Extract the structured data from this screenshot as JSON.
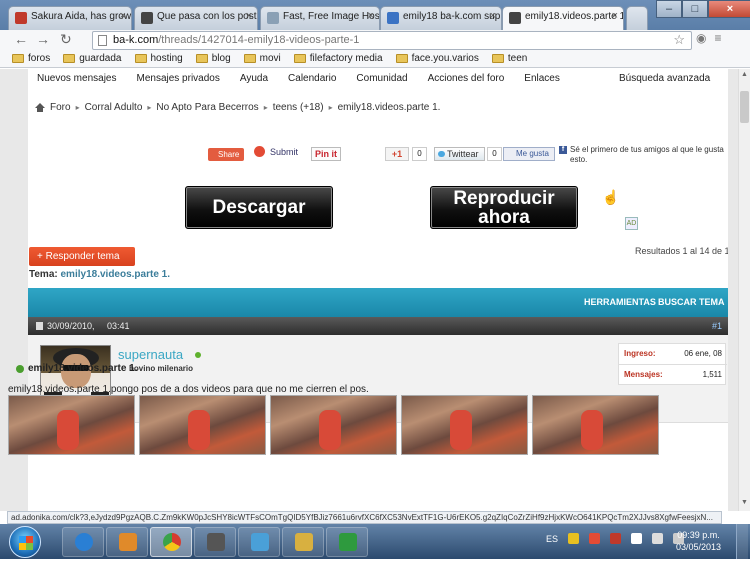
{
  "browser": {
    "tabs": [
      {
        "title": "Sakura Aida, has grow",
        "color": "#c0392b"
      },
      {
        "title": "Que pasa con los post",
        "color": "#444444"
      },
      {
        "title": "Fast, Free Image Hosti",
        "color": "#8aa0b5"
      },
      {
        "title": "emily18 ba-k.com sup",
        "color": "#3b73c4"
      },
      {
        "title": "emily18.videos.parte 1",
        "color": "#444444"
      }
    ],
    "url_host": "ba-k.com",
    "url_path": "/threads/1427014-emily18-videos-parte-1",
    "bookmarks": [
      "foros",
      "guardada",
      "hosting",
      "blog",
      "movi",
      "filefactory media",
      "face.you.varios",
      "teen"
    ],
    "status_url": "ad.adonika.com/clk?3,eJydzd9PgzAQB.C.Zm9kKW0pJcSHY8icWTFsCOmTgQID5YfBJiz7661u6rvfXC6fXC53NvExtTF1G-U6rEKO5.g2qZIqCoZrZiHf9zHjxKWcO641KPQcTm2XJJvs8XgfwFeesjxN..."
  },
  "forum": {
    "nav": [
      "Nuevos mensajes",
      "Mensajes privados",
      "Ayuda",
      "Calendario",
      "Comunidad",
      "Acciones del foro",
      "Enlaces"
    ],
    "advanced_search": "Búsqueda avanzada",
    "breadcrumbs": [
      "Foro",
      "Corral Adulto",
      "No Apto Para Becerros",
      "teens (+18)",
      "emily18.videos.parte 1."
    ],
    "social": {
      "share": "Share",
      "submit": "Submit",
      "pinit": "Pin it",
      "gplus": "+1",
      "gplus_count": "0",
      "tweet": "Twittear",
      "tweet_count": "0",
      "like": "Me gusta",
      "fb_text": "Sé el primero de tus amigos al que le gusta esto."
    },
    "download_button": "Descargar",
    "play_button": "Reproducir ahora",
    "ad_badge": "AD",
    "reply_button": "+ Responder tema",
    "results": "Resultados 1 al 14 de 1",
    "topic_label": "Tema:",
    "topic_title": "emily18.videos.parte 1.",
    "tools": "HERRAMIENTAS",
    "search_topic": "BUSCAR TEMA",
    "post": {
      "date": "30/09/2010,",
      "time": "03:41",
      "number": "#1",
      "username": "supernauta",
      "rank": "bovino milenario",
      "joined_label": "Ingreso:",
      "joined_value": "06 ene, 08",
      "posts_label": "Mensajes:",
      "posts_value": "1,511",
      "title": "emily18.videos.parte 1.",
      "body": "emily18.videos.parte 1.pongo pos de a dos videos para que no me cierren el pos."
    }
  },
  "taskbar": {
    "lang": "ES",
    "time": "09:39 p.m.",
    "date": "03/05/2013",
    "app_colors": [
      "#2a7fd4",
      "#e08a2a",
      "#3aa34a",
      "#555555",
      "#4aa0d8",
      "#d8b040",
      "#2e9a3e"
    ]
  }
}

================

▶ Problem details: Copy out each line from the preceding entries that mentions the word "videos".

▶ Response to the exercise:
        "title": "emily18.videos.parte 1",
    "url_path": "/threads/1427014-emily18-videos-parte-1",
      "emily18.videos.parte 1."
    "topic_title": "emily18.videos.parte 1.",
      "title": "emily18.videos.parte 1.",
      "body": "emily18.videos.parte 1.pongo pos de a dos videos para que no me cierren el pos."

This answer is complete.